But officials haven't given up hope of finding a way to alleviate the situation, even if the drought continues. Mayor Bob Bradley voiced disappointment at not finding water at the test holes near the spring's source in Bryce Canyon National Park, but the Town Council has hopes of finding financing to improve the culinary water supply from other sources.The mayor said Tropic has valid well rights and is looking at three possible sites for drilling, located southeast and southwest of the community and north of the school. The town also has an agreement with the Spring Creek Irrigation Co. to use water if needed in return for improving the quantity of water from that source.

The culinary water supply dwindled so low this year that water from the Paria River had to be pumped into the system, requiring residents to boil their drinking water. Some homes have periodically been without culinary water. Mobile tanks of water have been brought to the community and water was hauled to the school after fountains were turned off.

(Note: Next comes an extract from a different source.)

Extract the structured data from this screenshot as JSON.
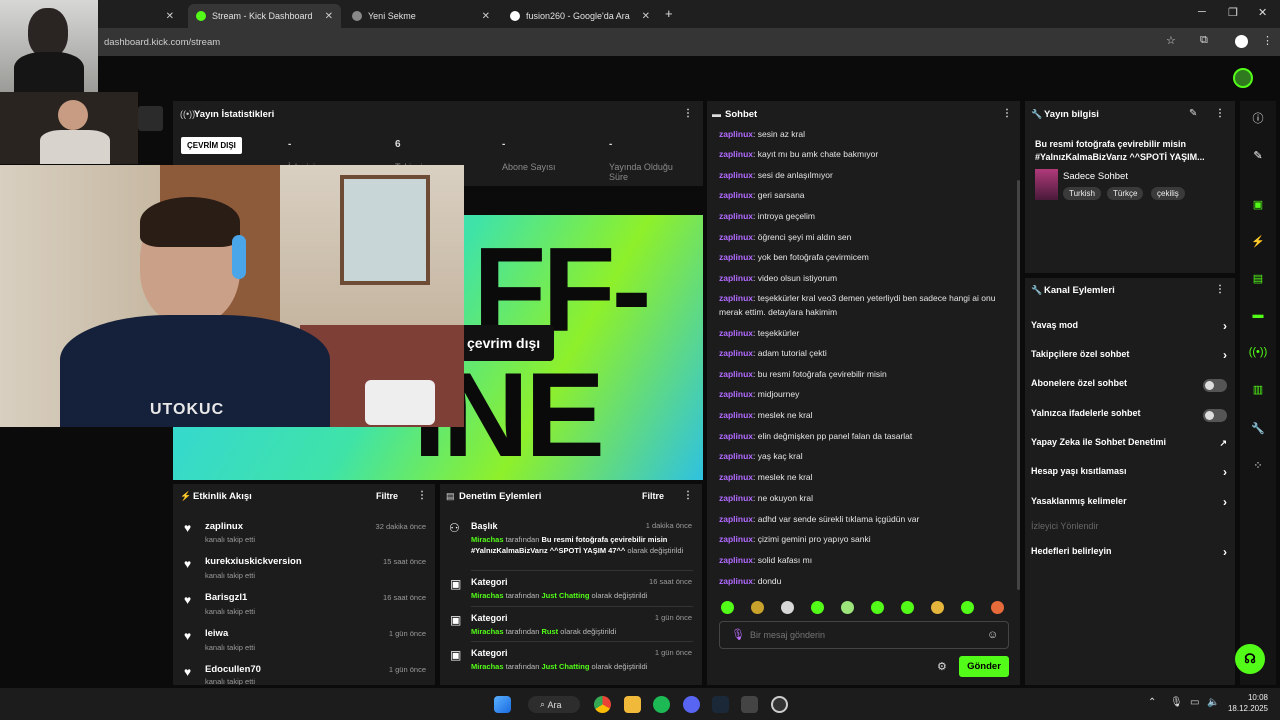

A $160,000 grant was received from the Utah Community Impact Board to finance drilling, and it is anticipated that more money may be available through grants or interest-free loans. A request was filed with the board for $755,000 to develop a reliable culinary water system.

Further adding to the town's water problems is a long-term debt yet to be amortized for the present, inadequate system. Payments of $700 per month are being made on a 40-year loan that won't be paid off for another 27 years.

Meanwhile, the mayor said water pipes have been cleaned to improve the current water source that is expected to increase its flow when the drought ends. It will continue to be used with water from new sources that may be developed.